Progressive loss of dopaminergic neurons in the substantia nigra pars compacta and their terminal connections in the striatum are central features in Parkinson's disease (PD). Emerging evidence supports the notion that microglia neuroinflammatory responses speed neurodegenerative events. We demonstrated previously that this can be slowed by adoptive transfer of T cells from Copolymer-1-immunized mice administered to 1-methyl-4-phenyl-1,2,3,6- tetrahydropyridine (MPTP) recipients. The cellular basis for this neuroprotective response was the CD4+ T cell population, suggesting involvement of CD4+CD25+ regulatory T cells (Tregs), cells known to suppress immune activation and maintain immune homeostasis and tolerance. We show for the first time that adoptive transfer of CD3-activated Tregs to MPTP-intoxicated mice provides greater than 90% protection of the nigrostriatal system. The response was dose-dependent and paralleled modulation of microglial responses and up-regulation of glial cell-derived neurotrophic factor (CDNF) and TGF-β. Interestingly, that adoptive transfer of effector T cells showed no significant neuroprotective activities. Tregs were found to mediate neuroprotection through suppression of microglial responses to stimuli, including aggregated, nitrated α-synuclein. Moreover, Treg-mediated suppression was also operative following removal of Tregs from culture prior to stimulation. This neuroprotection was achieved through modulation of microglial oxidative stress and inflammation.
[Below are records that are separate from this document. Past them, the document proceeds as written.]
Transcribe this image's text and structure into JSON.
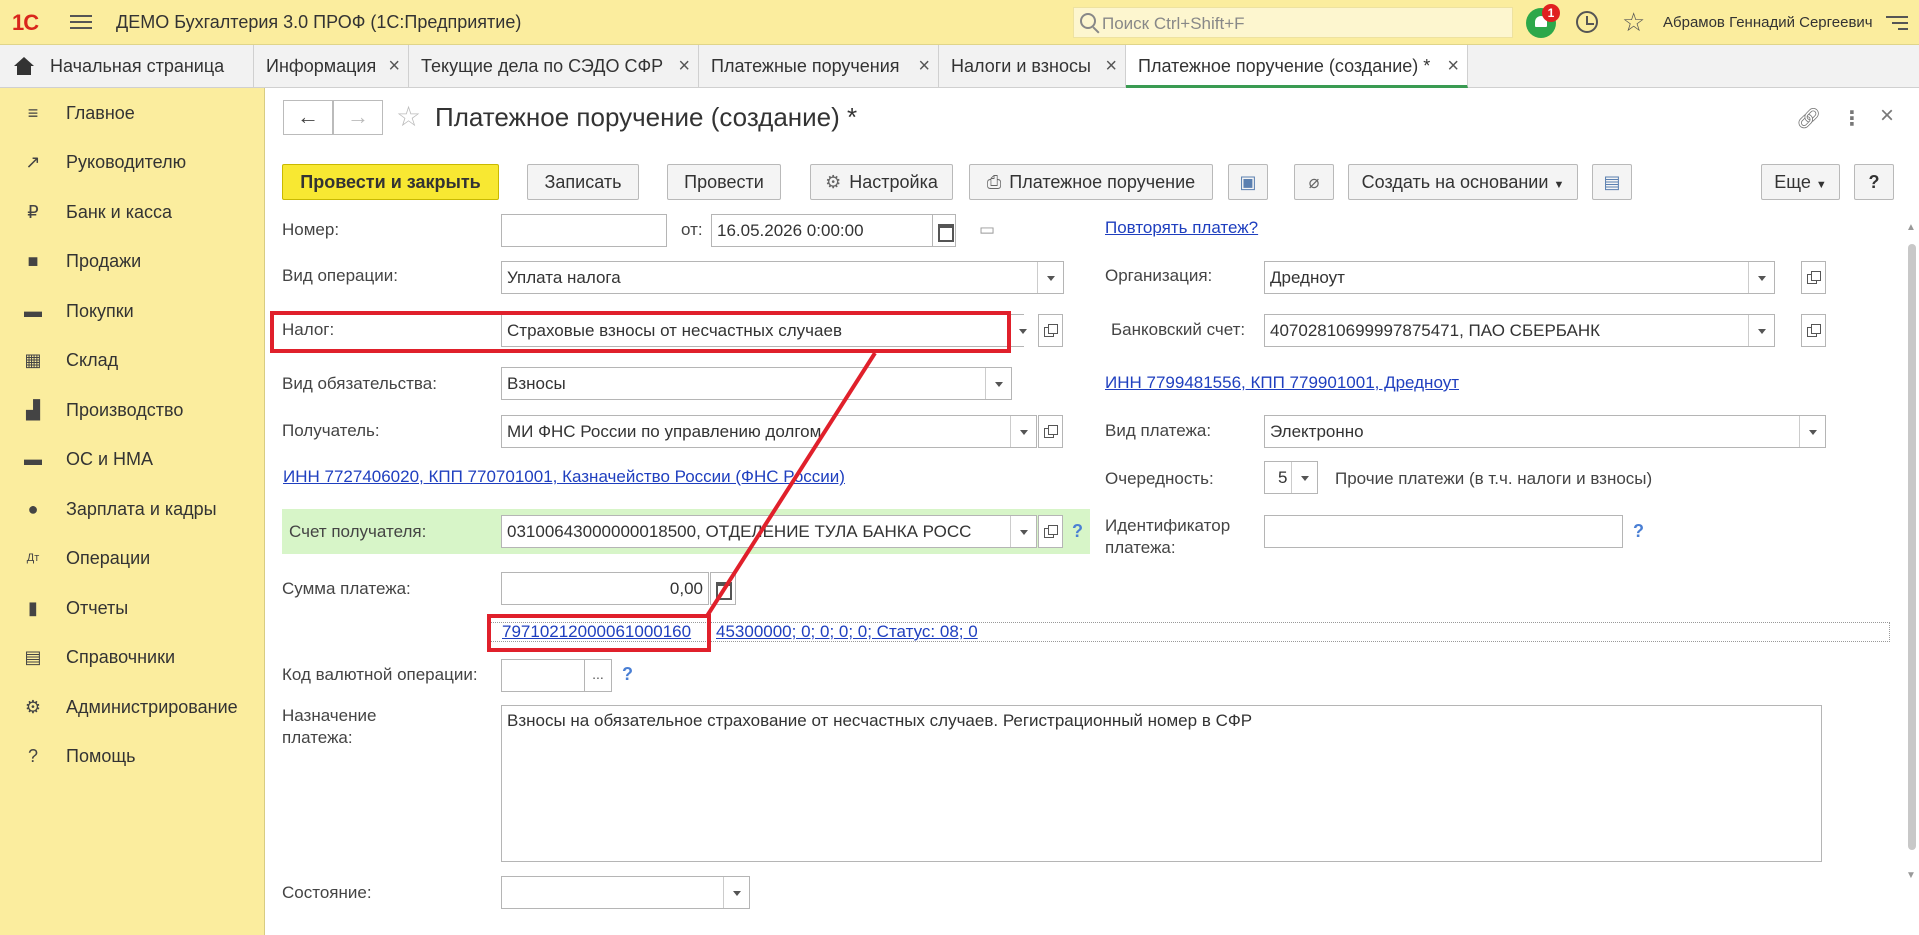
{
  "app": {
    "logo": "1С",
    "title": "ДЕМО Бухгалтерия 3.0 ПРОФ  (1С:Предприятие)",
    "search_placeholder": "Поиск Ctrl+Shift+F",
    "notifications_count": "1",
    "user": "Абрамов Геннадий Сергеевич"
  },
  "tabs": [
    {
      "label": "Начальная страница"
    },
    {
      "label": "Информация"
    },
    {
      "label": "Текущие дела по СЭДО СФР"
    },
    {
      "label": "Платежные поручения"
    },
    {
      "label": "Налоги и взносы"
    },
    {
      "label": "Платежное поручение (создание) *"
    }
  ],
  "sidebar": {
    "items": [
      {
        "label": "Главное",
        "icon": "menu-icon"
      },
      {
        "label": "Руководителю",
        "icon": "trend-icon"
      },
      {
        "label": "Банк и касса",
        "icon": "ruble-icon"
      },
      {
        "label": "Продажи",
        "icon": "bag-icon"
      },
      {
        "label": "Покупки",
        "icon": "cart-icon"
      },
      {
        "label": "Склад",
        "icon": "warehouse-icon"
      },
      {
        "label": "Производство",
        "icon": "factory-icon"
      },
      {
        "label": "ОС и НМА",
        "icon": "truck-icon"
      },
      {
        "label": "Зарплата и кадры",
        "icon": "person-icon"
      },
      {
        "label": "Операции",
        "icon": "dt-kt-icon"
      },
      {
        "label": "Отчеты",
        "icon": "bar-chart-icon"
      },
      {
        "label": "Справочники",
        "icon": "books-icon"
      },
      {
        "label": "Администрирование",
        "icon": "gear-icon"
      },
      {
        "label": "Помощь",
        "icon": "question-icon"
      }
    ]
  },
  "form": {
    "title": "Платежное поручение (создание) *",
    "toolbar": {
      "post_close": "Провести и закрыть",
      "save": "Записать",
      "post": "Провести",
      "settings": "Настройка",
      "print": "Платежное поручение",
      "create_based": "Создать на основании",
      "more": "Еще",
      "help": "?"
    },
    "number_label": "Номер:",
    "number_value": "",
    "date_label": "от:",
    "date_value": "16.05.2026  0:00:00",
    "repeat_link": "Повторять платеж?",
    "operation_label": "Вид операции:",
    "operation_value": "Уплата налога",
    "org_label": "Организация:",
    "org_value": "Дредноут",
    "tax_label": "Налог:",
    "tax_value": "Страховые взносы от несчастных случаев",
    "bank_label": "Банковский счет:",
    "bank_value": "40702810699997875471, ПАО СБЕРБАНК",
    "obligation_label": "Вид обязательства:",
    "obligation_value": "Взносы",
    "org_inn_link": "ИНН 7799481556, КПП 779901001, Дредноут",
    "recipient_label": "Получатель:",
    "recipient_value": "МИ ФНС России по управлению долгом",
    "payment_type_label": "Вид платежа:",
    "payment_type_value": "Электронно",
    "recipient_inn_link": "ИНН 7727406020, КПП 770701001, Казначейство России (ФНС России)",
    "priority_label": "Очередность:",
    "priority_value": "5",
    "priority_desc": "Прочие платежи (в т.ч. налоги и взносы)",
    "account_label": "Счет получателя:",
    "account_value": "03100643000000018500, ОТДЕЛЕНИЕ ТУЛА БАНКА РОСС",
    "identifier_label_1": "Идентификатор",
    "identifier_label_2": "платежа:",
    "identifier_value": "",
    "amount_label": "Сумма платежа:",
    "amount_value": "0,00",
    "kbk_link": "79710212000061000160",
    "kbk_rest": "45300000; 0; 0; 0; 0; Статус: 08; 0",
    "currency_label": "Код валютной операции:",
    "currency_value": "",
    "purpose_label_1": "Назначение",
    "purpose_label_2": "платежа:",
    "purpose_value": "Взносы на обязательное страхование от несчастных случаев. Регистрационный номер в СФР",
    "state_label": "Состояние:",
    "state_value": ""
  },
  "colors": {
    "accent_yellow": "#fbed9e",
    "primary_button": "#f8e832",
    "highlight_red": "#e0202b",
    "link_blue": "#1f3fbf",
    "green_row": "#d7f5c8",
    "active_tab": "#3a9b52"
  }
}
As Tregs can be modulated in vivo, these data strongly support the use of such immunomodulatory strategies to treat PD.
|Original language||English (US)|
|Number of pages||12|
|Journal||Journal of Leukocyte Biology|
|State||Published - Nov 1 2007|
ASJC Scopus subject areas
- Immunology and Allergy
- Cell Biology